───── Source material ─────
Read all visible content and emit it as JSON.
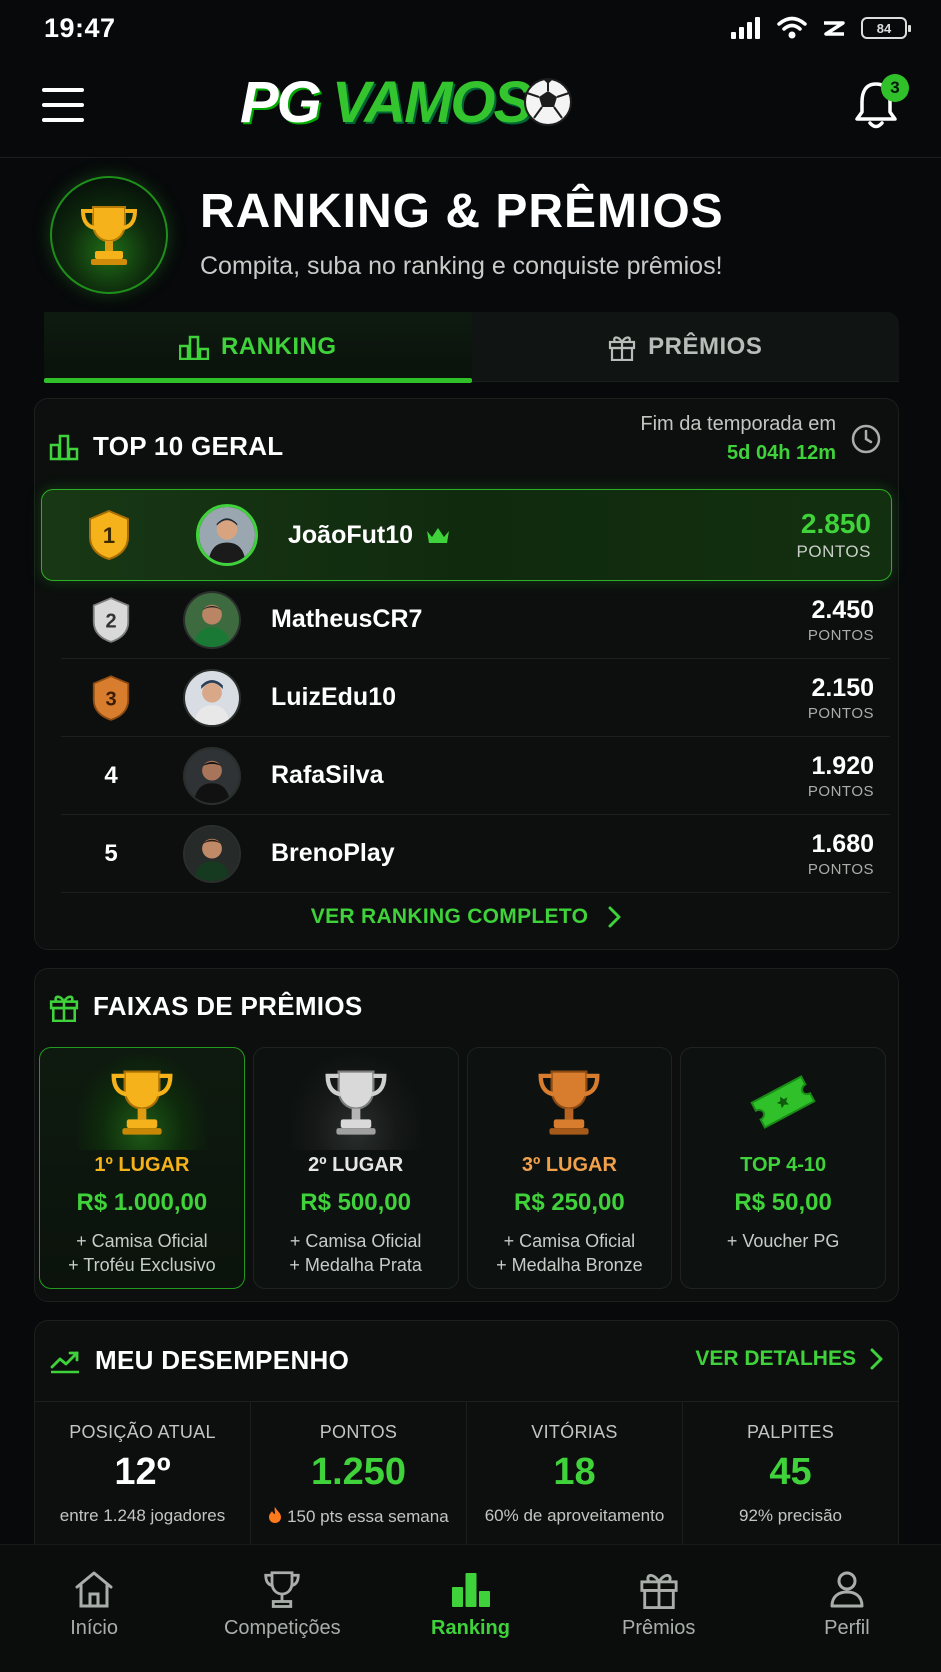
{
  "status_bar": {
    "time": "19:47",
    "battery": "84"
  },
  "header": {
    "logo_pg": "PG",
    "logo_vamos": "VAMOS",
    "notifications_count": "3"
  },
  "hero": {
    "title": "RANKING & PRÊMIOS",
    "subtitle": "Compita, suba no ranking e conquiste prêmios!"
  },
  "tabs": [
    {
      "label": "RANKING",
      "active": true
    },
    {
      "label": "PRÊMIOS",
      "active": false
    }
  ],
  "ranking": {
    "title": "TOP 10 GERAL",
    "season_label": "Fim da temporada em",
    "season_value": "5d 04h 12m",
    "points_label": "PONTOS",
    "rows": [
      {
        "position": "1",
        "name": "JoãoFut10",
        "points": "2.850"
      },
      {
        "position": "2",
        "name": "MatheusCR7",
        "points": "2.450"
      },
      {
        "position": "3",
        "name": "LuizEdu10",
        "points": "2.150"
      },
      {
        "position": "4",
        "name": "RafaSilva",
        "points": "1.920"
      },
      {
        "position": "5",
        "name": "BrenoPlay",
        "points": "1.680"
      }
    ],
    "see_all": "VER RANKING COMPLETO"
  },
  "prizes": {
    "title": "FAIXAS DE PRÊMIOS",
    "tiers": [
      {
        "place": "1º LUGAR",
        "amount": "R$ 1.000,00",
        "extra1": "+ Camisa Oficial",
        "extra2": "+ Troféu Exclusivo",
        "color": "#f5b21a"
      },
      {
        "place": "2º LUGAR",
        "amount": "R$ 500,00",
        "extra1": "+ Camisa Oficial",
        "extra2": "+ Medalha Prata",
        "color": "#e6e6e6"
      },
      {
        "place": "3º LUGAR",
        "amount": "R$ 250,00",
        "extra1": "+ Camisa Oficial",
        "extra2": "+ Medalha Bronze",
        "color": "#f0a14a"
      },
      {
        "place": "TOP 4-10",
        "amount": "R$ 50,00",
        "extra1": "+ Voucher PG",
        "extra2": "",
        "color": "#3fd23a"
      }
    ]
  },
  "performance": {
    "title": "MEU DESEMPENHO",
    "details_link": "VER DETALHES",
    "stats": [
      {
        "label": "POSIÇÃO ATUAL",
        "value": "12º",
        "sub": "entre 1.248 jogadores"
      },
      {
        "label": "PONTOS",
        "value": "1.250",
        "sub": "150 pts essa semana"
      },
      {
        "label": "VITÓRIAS",
        "value": "18",
        "sub": "60% de aproveitamento"
      },
      {
        "label": "PALPITES",
        "value": "45",
        "sub": "92% precisão"
      }
    ]
  },
  "bottom_nav": [
    {
      "label": "Início",
      "icon": "home-icon"
    },
    {
      "label": "Competições",
      "icon": "trophy-icon"
    },
    {
      "label": "Ranking",
      "icon": "podium-icon",
      "active": true
    },
    {
      "label": "Prêmios",
      "icon": "gift-icon"
    },
    {
      "label": "Perfil",
      "icon": "user-icon"
    }
  ],
  "colors": {
    "accent": "#3fd23a",
    "background": "#07090a",
    "card": "#0c0f0e",
    "gold": "#f5b21a",
    "silver": "#d9d9d9",
    "bronze": "#d87c2e"
  }
}
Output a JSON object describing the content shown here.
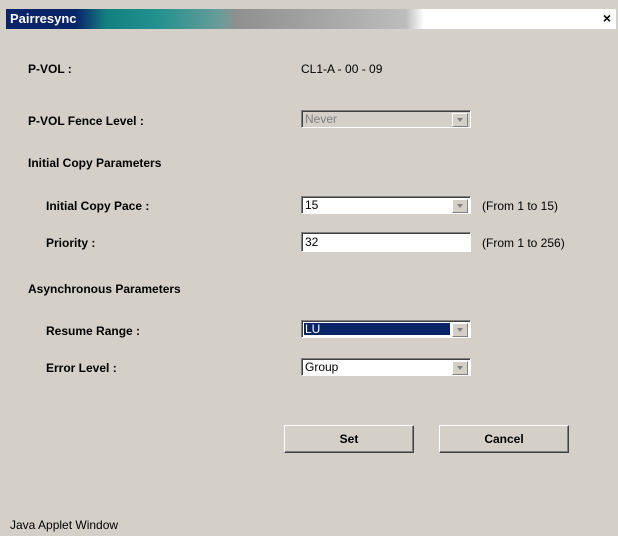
{
  "window": {
    "title": "Pairresync",
    "close_label": "×",
    "footer": "Java Applet Window"
  },
  "pvol": {
    "label": "P-VOL :",
    "value": "CL1-A - 00 - 09"
  },
  "fence": {
    "label": "P-VOL Fence Level :",
    "value": "Never"
  },
  "initial_copy": {
    "header": "Initial Copy Parameters",
    "pace_label": "Initial Copy Pace :",
    "pace_value": "15",
    "pace_hint": "(From 1 to 15)",
    "priority_label": "Priority :",
    "priority_value": "32",
    "priority_hint": "(From 1 to 256)"
  },
  "async": {
    "header": "Asynchronous Parameters",
    "resume_label": "Resume Range :",
    "resume_value": "LU",
    "error_label": "Error Level :",
    "error_value": "Group"
  },
  "buttons": {
    "set": "Set",
    "cancel": "Cancel"
  }
}
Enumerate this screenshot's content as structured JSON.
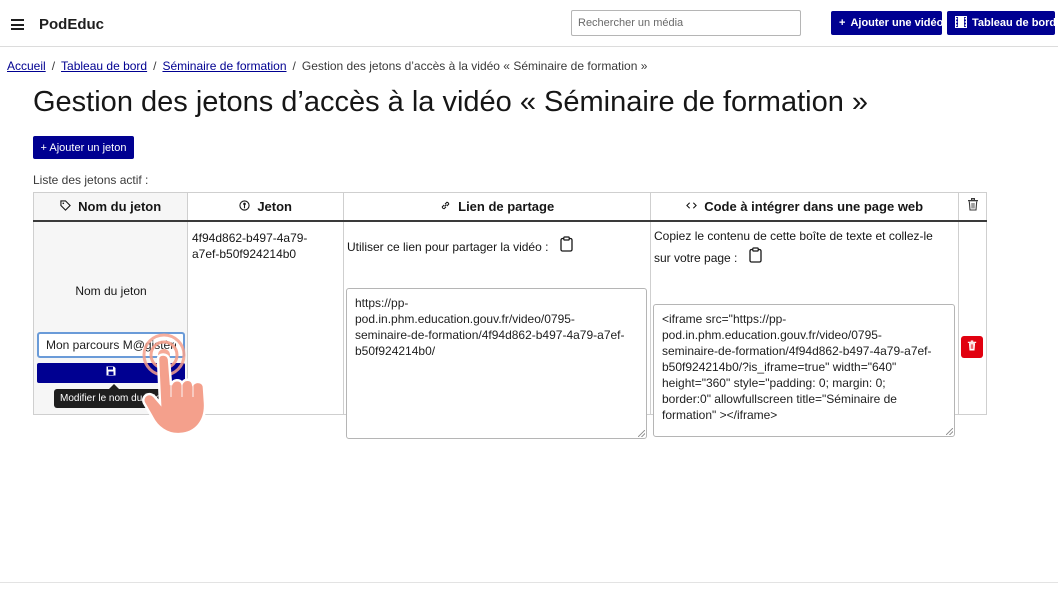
{
  "header": {
    "brand": "PodEduc",
    "search_placeholder": "Rechercher un média",
    "add_media_label": "Ajouter une vidéo",
    "dashboard_label": "Tableau de bord"
  },
  "breadcrumb": {
    "items": [
      "Accueil",
      "Tableau de bord",
      "Séminaire de formation"
    ],
    "current": "Gestion des jetons d’accès à la vidéo « Séminaire de formation »"
  },
  "page": {
    "title": "Gestion des jetons d’accès à la vidéo « Séminaire de formation »",
    "add_token_label": "+ Ajouter un jeton",
    "list_label": "Liste des jetons actif :"
  },
  "table": {
    "headers": {
      "name": "Nom du jeton",
      "token": "Jeton",
      "link": "Lien de partage",
      "embed": "Code à intégrer dans une page web"
    },
    "rows": [
      {
        "name_label": "Nom du jeton",
        "name_value": "Mon parcours M@gistère",
        "save_tooltip": "Modifier le nom du jeton",
        "token_lines": [
          "4f94d862-b497-4a79-",
          "a7ef-b50f924214b0"
        ],
        "link_help": "Utiliser ce lien pour partager la vidéo :",
        "link_lines": [
          "https://pp-",
          "pod.in.phm.education.gouv.fr/video/0795-",
          "seminaire-de-formation/4f94d862-b497-4a79-a7ef-",
          "b50f924214b0/"
        ],
        "embed_help_line1": "Copiez le contenu de cette boîte de texte et collez-le",
        "embed_help_line2": "sur votre page :",
        "embed_lines": [
          "<iframe src=\"https://pp-",
          "pod.in.phm.education.gouv.fr/video/0795-",
          "seminaire-de-formation/4f94d862-b497-4a79-a7ef-",
          "b50f924214b0/?is_iframe=true\" width=\"640\"",
          "height=\"360\" style=\"padding: 0; margin: 0;",
          "border:0\" allowfullscreen title=\"Séminaire de",
          "formation\" ></iframe>"
        ]
      }
    ]
  },
  "colors": {
    "primary": "#000091",
    "danger": "#e1000f",
    "tap_hint": "#f4a08c"
  },
  "icons": {
    "menu": "hamburger-icon",
    "add": "plus-icon",
    "dashboard": "film-icon",
    "name_header": "tag-icon",
    "token_header": "key-icon",
    "link_header": "link-icon",
    "embed_header": "code-icon",
    "delete_header": "trash-icon",
    "copy": "clipboard-icon",
    "save": "save-icon"
  }
}
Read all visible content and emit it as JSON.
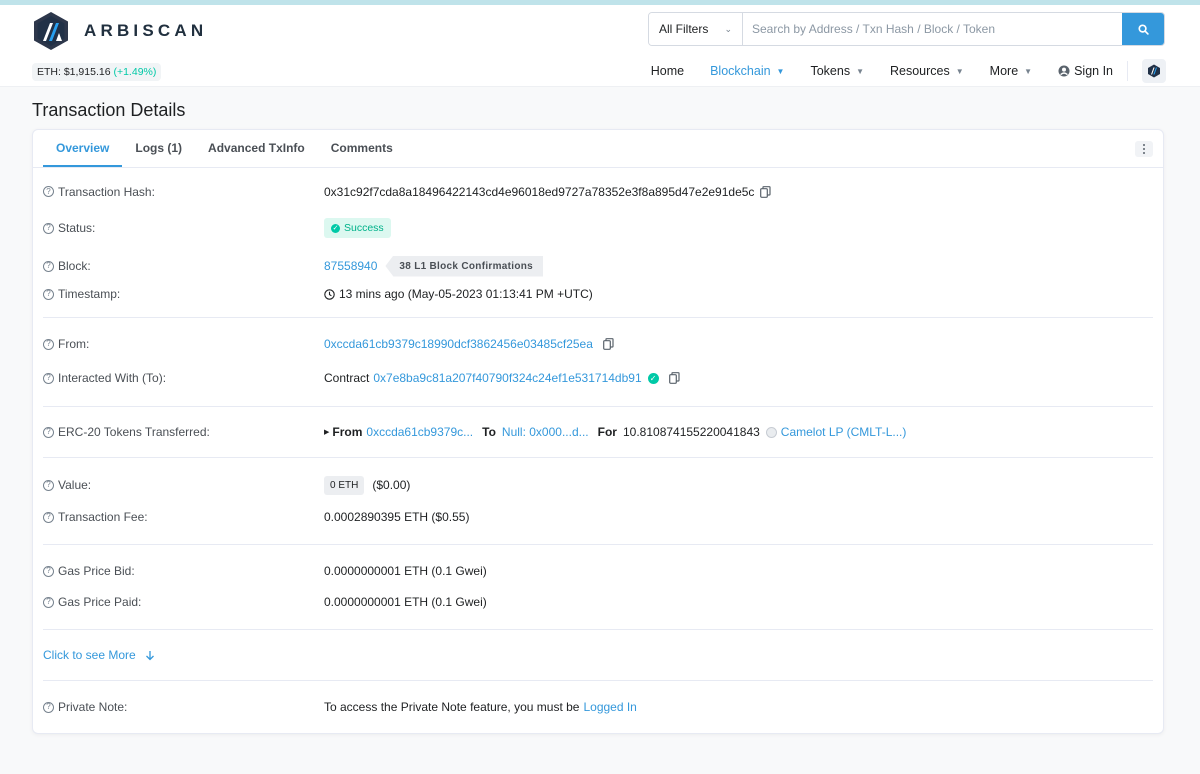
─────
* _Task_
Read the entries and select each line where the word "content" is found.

* _Result below_
Read all visible content and emit it as JSON.
Output a JSON object describing the content shown here.
Enumerate this screenshot's content as structured JSON.
Read all visible content and emit it as JSON.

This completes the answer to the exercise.